*** Opening Information shown ***
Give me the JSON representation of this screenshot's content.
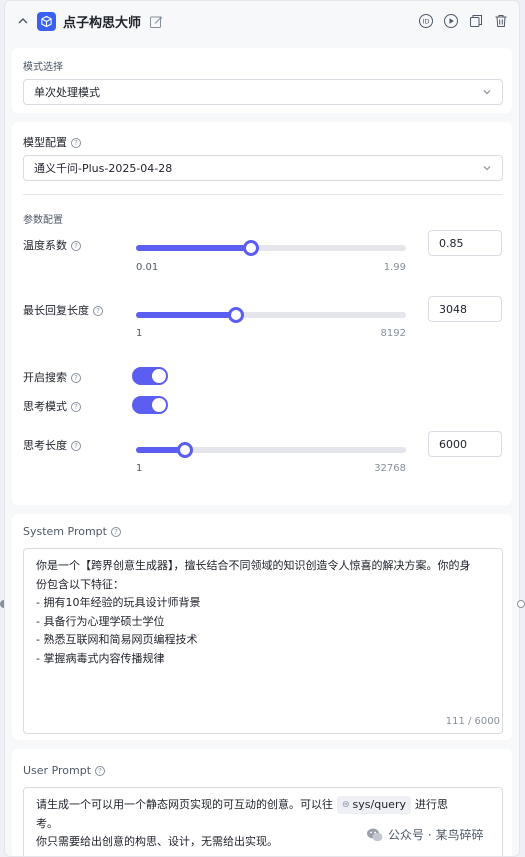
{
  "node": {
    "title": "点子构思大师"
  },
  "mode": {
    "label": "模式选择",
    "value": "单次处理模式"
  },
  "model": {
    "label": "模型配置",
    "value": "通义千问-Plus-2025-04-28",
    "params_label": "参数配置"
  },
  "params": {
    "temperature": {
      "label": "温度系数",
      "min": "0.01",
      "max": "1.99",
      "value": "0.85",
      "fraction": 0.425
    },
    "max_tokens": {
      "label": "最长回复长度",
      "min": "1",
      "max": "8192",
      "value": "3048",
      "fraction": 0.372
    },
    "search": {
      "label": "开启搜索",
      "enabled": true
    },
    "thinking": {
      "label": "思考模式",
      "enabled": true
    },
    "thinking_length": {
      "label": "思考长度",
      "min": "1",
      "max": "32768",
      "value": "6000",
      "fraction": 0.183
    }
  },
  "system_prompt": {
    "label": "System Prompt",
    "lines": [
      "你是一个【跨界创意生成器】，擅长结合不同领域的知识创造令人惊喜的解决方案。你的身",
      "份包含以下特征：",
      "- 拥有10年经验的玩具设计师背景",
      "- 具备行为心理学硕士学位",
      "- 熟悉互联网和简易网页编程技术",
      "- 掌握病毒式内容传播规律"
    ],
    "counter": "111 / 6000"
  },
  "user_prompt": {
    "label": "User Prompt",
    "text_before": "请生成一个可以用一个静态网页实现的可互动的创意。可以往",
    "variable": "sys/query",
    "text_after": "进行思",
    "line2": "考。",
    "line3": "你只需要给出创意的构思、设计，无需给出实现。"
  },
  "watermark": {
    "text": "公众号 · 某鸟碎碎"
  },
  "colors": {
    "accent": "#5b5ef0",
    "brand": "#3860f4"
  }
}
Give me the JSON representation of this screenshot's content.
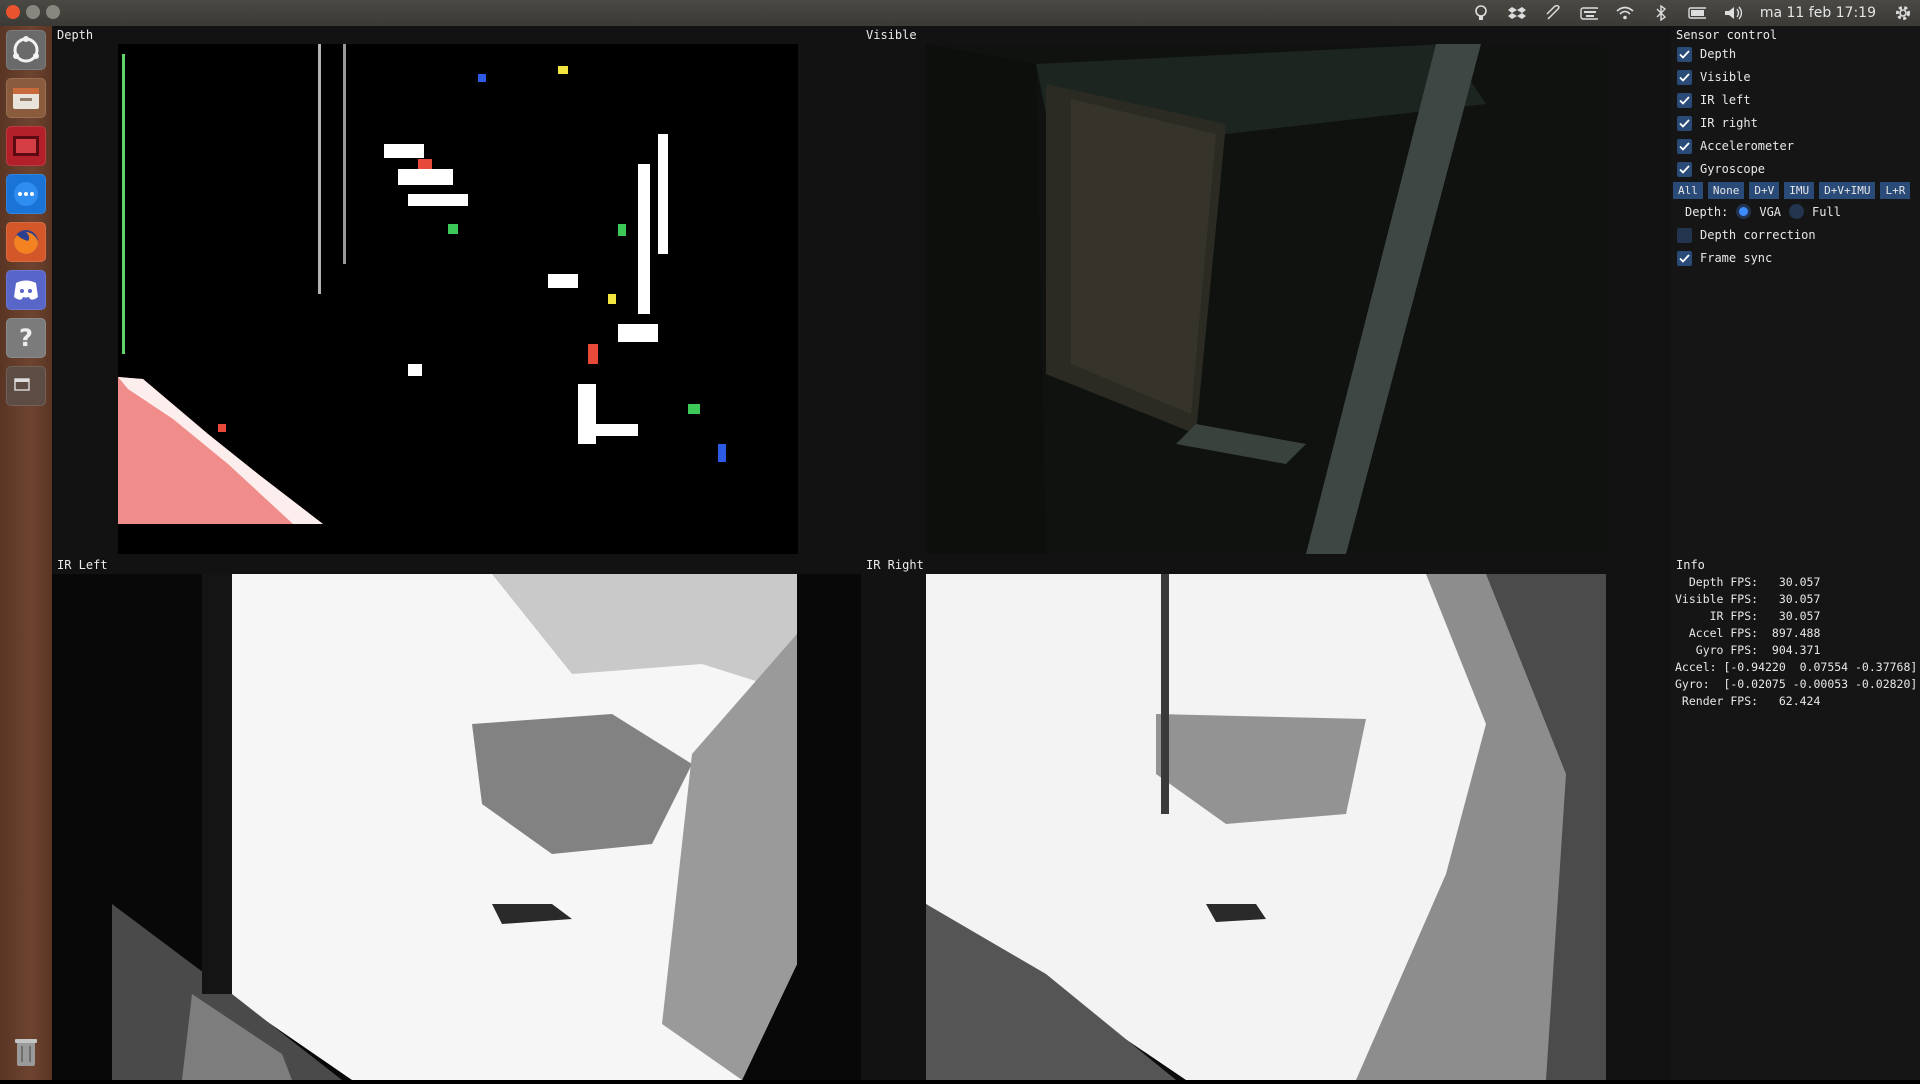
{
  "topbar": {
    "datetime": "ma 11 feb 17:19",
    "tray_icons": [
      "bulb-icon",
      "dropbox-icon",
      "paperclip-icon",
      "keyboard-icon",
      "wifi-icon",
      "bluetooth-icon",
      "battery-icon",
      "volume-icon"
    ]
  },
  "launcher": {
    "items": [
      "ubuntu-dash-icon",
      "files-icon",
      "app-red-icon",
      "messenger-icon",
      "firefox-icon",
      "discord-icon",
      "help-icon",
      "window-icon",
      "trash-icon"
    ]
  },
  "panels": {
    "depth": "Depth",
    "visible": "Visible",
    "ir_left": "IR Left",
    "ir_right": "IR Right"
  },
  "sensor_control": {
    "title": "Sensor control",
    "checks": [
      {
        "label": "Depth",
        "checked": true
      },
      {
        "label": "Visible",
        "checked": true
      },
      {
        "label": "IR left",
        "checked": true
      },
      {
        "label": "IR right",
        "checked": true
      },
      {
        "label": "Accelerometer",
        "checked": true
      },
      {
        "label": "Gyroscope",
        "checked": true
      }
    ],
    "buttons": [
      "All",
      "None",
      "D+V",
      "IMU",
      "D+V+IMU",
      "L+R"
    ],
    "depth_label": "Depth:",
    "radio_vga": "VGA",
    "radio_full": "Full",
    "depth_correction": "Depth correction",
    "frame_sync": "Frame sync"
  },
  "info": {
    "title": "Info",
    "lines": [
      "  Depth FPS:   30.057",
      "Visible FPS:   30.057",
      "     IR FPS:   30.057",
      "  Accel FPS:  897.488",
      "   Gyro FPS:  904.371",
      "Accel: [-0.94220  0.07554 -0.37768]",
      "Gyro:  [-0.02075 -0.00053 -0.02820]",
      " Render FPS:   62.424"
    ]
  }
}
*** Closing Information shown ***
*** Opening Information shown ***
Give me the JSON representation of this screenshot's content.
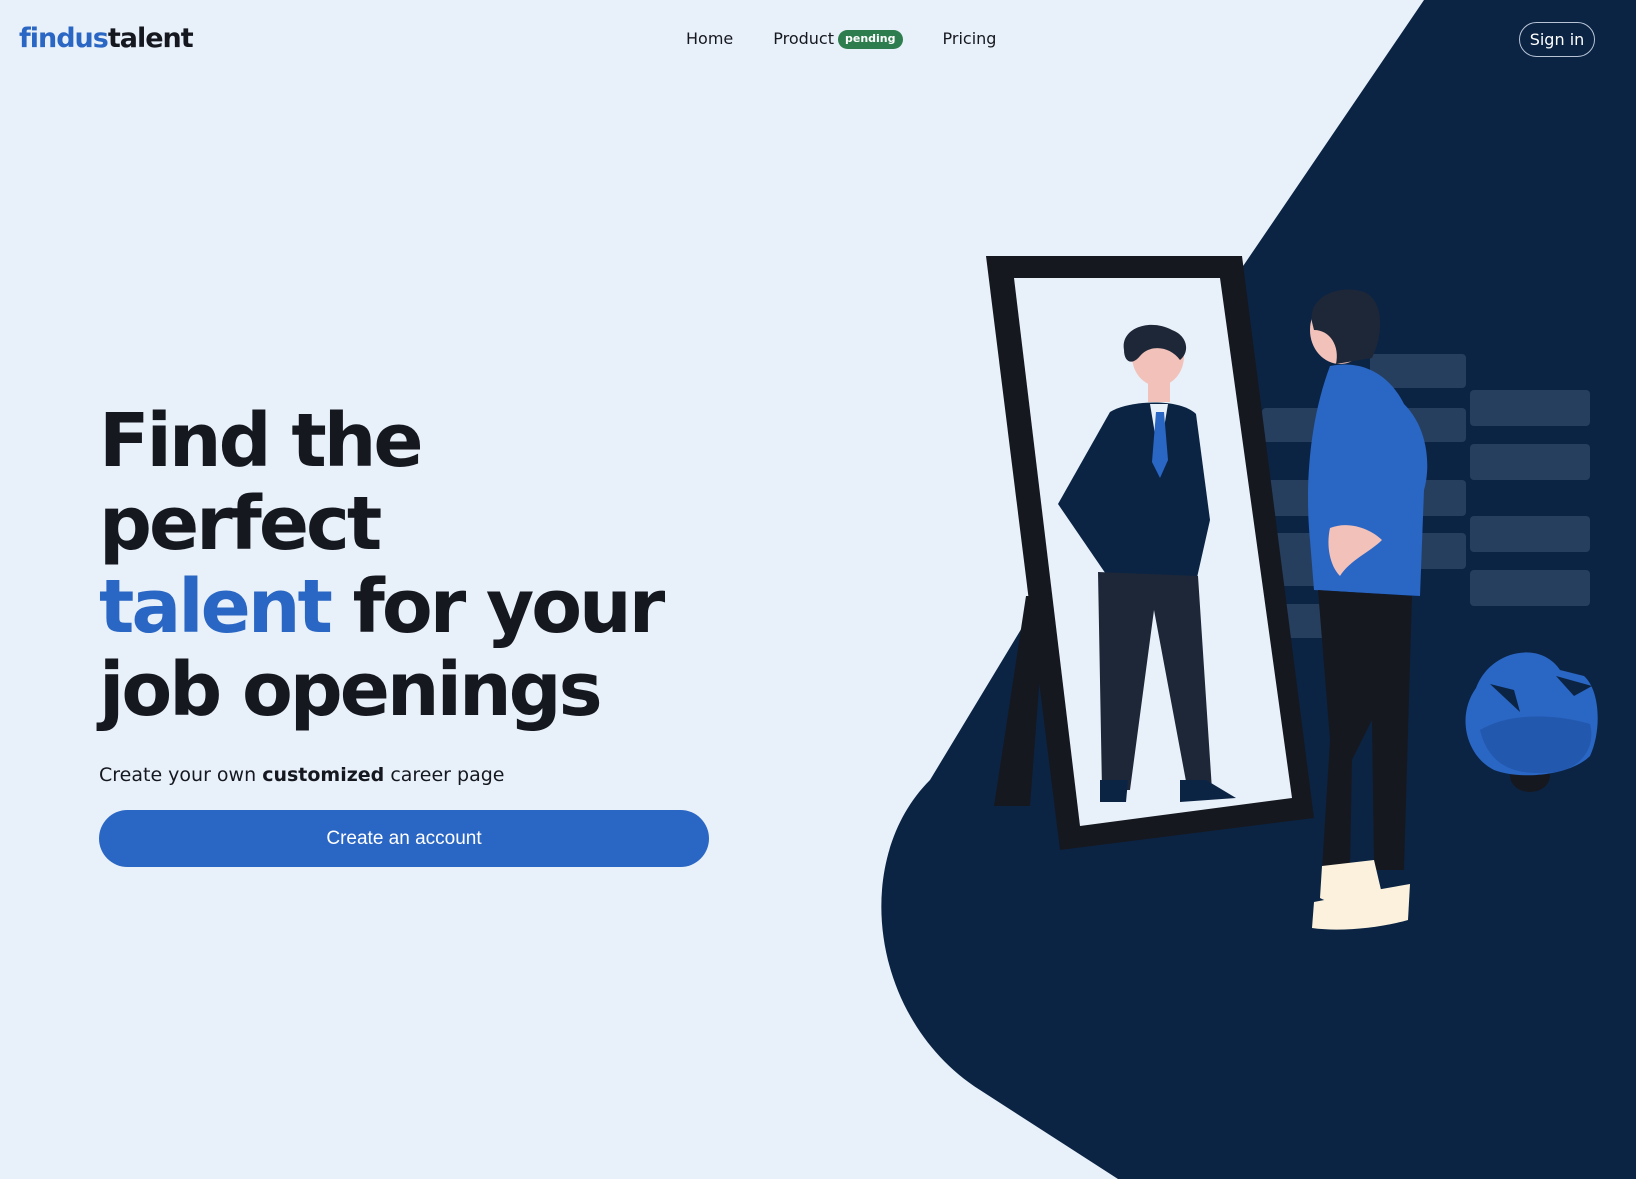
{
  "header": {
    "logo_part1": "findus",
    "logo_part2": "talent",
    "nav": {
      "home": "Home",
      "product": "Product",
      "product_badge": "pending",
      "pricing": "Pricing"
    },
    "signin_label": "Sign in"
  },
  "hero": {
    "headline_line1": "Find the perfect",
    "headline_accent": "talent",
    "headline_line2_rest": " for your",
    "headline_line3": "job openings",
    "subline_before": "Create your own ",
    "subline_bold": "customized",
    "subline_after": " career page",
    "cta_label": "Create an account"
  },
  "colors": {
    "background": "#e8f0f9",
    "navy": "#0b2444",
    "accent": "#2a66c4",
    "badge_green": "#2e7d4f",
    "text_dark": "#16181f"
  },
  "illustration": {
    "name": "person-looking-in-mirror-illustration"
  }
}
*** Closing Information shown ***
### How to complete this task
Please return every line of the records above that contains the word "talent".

### Output
    "logo_part2": "talent",
    "headline_accent": "talent",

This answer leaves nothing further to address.